|Classification||Membranophone, single-head tubular drum, conical, ring-screw-mount hardware|
|Developed||Brazil - Afro-Brazilian|
The cuíca (Portuguese pronunciation: [ku'ik?]) is a Brazilian friction drum with a large pitch range, produced by changing tension on the head of the drum. Cuíca is Portuguese for the gray four-eyed opossum (Philander opossum) which is known for its high-pitched cry. It is frequently used in carnivals, as well as often in samba music. The tone it produces has a high-pitched squeaky timbre. It has been called a 'laughing gourd' due to this sound. Many also liken its sound to that of a monkey.
There are a number of styles of cuíca found around the globe. Its origins are disputed. Different sources trace it to Bantu slaves, to Spain, and to Muslim traders. It is also believed that the cuica was used in Africa as a call for the male lion since the sound mimics the roar of the female lioness. The instrument was introduced to Brazil by African slaves, where it found its place in samba music.

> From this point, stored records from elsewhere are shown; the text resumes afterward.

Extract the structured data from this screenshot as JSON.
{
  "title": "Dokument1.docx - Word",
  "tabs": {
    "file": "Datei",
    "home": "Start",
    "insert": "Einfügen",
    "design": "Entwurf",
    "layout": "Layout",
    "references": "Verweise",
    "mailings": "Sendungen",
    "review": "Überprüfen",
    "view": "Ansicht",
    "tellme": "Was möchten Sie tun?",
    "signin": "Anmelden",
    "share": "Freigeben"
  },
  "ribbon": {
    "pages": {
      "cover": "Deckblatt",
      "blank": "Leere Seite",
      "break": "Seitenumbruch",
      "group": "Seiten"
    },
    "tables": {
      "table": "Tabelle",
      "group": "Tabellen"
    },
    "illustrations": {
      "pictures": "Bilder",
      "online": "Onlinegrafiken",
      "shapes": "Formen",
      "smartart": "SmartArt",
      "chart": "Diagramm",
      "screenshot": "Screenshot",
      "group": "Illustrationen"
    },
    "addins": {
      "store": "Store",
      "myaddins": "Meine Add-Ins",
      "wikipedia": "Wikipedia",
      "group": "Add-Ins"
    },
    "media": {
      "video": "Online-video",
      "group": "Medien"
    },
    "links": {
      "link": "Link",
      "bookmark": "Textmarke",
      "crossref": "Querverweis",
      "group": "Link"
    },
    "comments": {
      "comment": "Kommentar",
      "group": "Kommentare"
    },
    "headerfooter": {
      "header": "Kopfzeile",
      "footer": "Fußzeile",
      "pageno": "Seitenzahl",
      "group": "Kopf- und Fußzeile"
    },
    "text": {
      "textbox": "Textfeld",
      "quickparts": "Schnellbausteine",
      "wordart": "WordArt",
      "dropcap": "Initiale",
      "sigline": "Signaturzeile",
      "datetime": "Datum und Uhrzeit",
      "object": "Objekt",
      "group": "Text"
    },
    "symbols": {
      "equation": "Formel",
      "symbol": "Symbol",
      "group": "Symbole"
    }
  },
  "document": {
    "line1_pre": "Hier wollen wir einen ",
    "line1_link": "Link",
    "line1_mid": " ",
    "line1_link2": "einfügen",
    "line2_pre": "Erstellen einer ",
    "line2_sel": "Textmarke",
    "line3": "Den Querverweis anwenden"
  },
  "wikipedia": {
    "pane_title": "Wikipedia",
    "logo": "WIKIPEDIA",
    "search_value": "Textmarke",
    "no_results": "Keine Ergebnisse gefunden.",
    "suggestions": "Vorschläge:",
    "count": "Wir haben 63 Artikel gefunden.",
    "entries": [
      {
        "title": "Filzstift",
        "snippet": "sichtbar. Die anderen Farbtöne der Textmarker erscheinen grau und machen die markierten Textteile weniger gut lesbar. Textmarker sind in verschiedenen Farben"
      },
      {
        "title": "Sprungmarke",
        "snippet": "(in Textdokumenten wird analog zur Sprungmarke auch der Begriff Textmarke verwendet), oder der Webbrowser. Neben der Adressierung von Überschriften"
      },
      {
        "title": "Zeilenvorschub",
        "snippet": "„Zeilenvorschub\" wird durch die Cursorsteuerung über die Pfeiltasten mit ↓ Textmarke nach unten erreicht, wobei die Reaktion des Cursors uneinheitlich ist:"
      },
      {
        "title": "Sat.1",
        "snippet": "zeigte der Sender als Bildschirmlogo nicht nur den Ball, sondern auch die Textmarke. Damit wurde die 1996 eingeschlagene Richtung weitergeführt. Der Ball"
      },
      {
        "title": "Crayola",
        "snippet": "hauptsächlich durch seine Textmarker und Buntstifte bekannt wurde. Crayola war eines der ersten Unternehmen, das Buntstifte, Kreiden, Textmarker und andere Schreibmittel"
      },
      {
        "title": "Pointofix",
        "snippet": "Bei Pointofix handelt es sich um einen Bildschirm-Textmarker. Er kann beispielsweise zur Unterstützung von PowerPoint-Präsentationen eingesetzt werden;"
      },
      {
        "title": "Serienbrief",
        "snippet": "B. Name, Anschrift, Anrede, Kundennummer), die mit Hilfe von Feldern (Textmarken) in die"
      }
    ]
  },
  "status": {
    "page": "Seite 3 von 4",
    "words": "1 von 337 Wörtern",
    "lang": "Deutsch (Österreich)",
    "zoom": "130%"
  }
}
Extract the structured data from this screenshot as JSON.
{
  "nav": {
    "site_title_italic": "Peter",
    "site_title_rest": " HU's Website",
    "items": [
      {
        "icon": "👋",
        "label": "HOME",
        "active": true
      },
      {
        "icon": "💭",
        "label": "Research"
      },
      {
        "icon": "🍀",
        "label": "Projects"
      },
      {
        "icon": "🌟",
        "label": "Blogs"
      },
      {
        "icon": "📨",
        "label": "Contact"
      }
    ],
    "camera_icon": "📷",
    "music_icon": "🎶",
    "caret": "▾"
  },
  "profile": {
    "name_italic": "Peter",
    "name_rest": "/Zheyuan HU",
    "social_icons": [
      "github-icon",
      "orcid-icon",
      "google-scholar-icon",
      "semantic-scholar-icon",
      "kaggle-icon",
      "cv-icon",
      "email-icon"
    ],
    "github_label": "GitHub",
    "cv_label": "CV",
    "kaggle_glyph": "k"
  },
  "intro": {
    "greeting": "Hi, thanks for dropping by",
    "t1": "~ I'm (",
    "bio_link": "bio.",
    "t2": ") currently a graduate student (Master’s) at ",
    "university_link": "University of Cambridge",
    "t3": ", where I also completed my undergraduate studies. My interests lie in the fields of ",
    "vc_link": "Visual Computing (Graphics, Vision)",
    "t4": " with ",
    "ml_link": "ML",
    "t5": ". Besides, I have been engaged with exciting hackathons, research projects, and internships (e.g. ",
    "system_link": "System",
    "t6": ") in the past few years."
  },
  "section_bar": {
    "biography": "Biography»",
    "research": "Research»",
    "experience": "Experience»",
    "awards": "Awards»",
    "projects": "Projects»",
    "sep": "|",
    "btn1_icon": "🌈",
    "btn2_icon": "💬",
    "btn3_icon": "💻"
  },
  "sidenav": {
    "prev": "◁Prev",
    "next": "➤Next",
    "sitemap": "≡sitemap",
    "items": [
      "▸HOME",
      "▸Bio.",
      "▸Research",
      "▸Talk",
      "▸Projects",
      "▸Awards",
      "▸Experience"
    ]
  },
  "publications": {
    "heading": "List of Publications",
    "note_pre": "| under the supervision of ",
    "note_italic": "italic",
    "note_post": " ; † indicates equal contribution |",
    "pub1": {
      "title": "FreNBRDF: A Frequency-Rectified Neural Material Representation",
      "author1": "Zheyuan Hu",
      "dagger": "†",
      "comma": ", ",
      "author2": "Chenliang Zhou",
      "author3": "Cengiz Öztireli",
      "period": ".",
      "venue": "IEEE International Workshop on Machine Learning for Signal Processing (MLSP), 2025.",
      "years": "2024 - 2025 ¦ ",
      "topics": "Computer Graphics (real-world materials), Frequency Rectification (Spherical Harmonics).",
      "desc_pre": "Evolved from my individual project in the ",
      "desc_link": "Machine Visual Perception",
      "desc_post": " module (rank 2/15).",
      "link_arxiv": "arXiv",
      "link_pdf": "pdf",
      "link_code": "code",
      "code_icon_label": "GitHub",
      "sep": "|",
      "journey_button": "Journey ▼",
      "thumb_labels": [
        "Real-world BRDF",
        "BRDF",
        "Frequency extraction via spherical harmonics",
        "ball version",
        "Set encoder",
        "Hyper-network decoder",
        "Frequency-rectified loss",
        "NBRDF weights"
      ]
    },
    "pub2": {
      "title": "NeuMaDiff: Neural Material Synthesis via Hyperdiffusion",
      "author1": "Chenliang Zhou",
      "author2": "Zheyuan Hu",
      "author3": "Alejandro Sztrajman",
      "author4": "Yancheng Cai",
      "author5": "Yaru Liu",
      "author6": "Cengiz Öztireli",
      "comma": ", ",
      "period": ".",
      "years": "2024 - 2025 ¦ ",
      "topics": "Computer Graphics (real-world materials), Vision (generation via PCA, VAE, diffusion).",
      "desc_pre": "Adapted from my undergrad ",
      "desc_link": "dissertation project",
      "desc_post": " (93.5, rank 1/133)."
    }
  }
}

The cuíca has a wooden stick fastened at one end inside the drum in the center of the drumhead. This stick is rosined and rubbed with a cloth. Changing the pressure on this stick produces the different pitches and timbres. The body of the cuíca is normally made of metal, gourd or synthetic material. It has a single head, normally 6 to 10 inches (15 to 25 centimetres) in diameter, made of animal skin. A thin bamboo stick is attached to the center of, and perpendicular to, the drum head, extending into the drum's interior. The instrument is held under one arm at chest height with the help of a shoulder strap. To play the cuíca, the musician rubs the stick up and down with a wet cloth held in one hand, using the fingers of the other hand to press down on the skin of the drum near the place where the stick is attached. The rubbing motion produces the sound and the pitch is increased or decreased by changing the pressure on the head.
The cuíca is used to accompany a variety of different folk and urban popular dances. For example, it may be part of the instrumental ensemble for the May dança de Santa Cruz or for the moçambique dramatic dance (bailado) in Minas Gerais. It also is used in Holy Cross dances and processions and in performances of São Paulo rural sambas.
The cuíca plays an important rhythmic role in samba music of all kinds. It is particularly notable as a fixture of Rio de Janeiro's Carnival groups, which feature entire sections of cuíca players. It is so commonly used in radio-oriented samba music that in the absence of a cuíca player, Brazilian singers or other musicians imitate the sound of the cuíca with their voices. An example of this imitation can be heard on the intro part of Dizzy Gillespie's version of Chega de Saudade (from the "Dizzy on the French Riviera" album, 1965) composed by Antonio Carlos Jobim. Along with samba, the cuíca is one of the mainly used Brazilian instruments in jazz-rock, free jazz, and Latin jazz.
Examples of the cuíca in popular music include: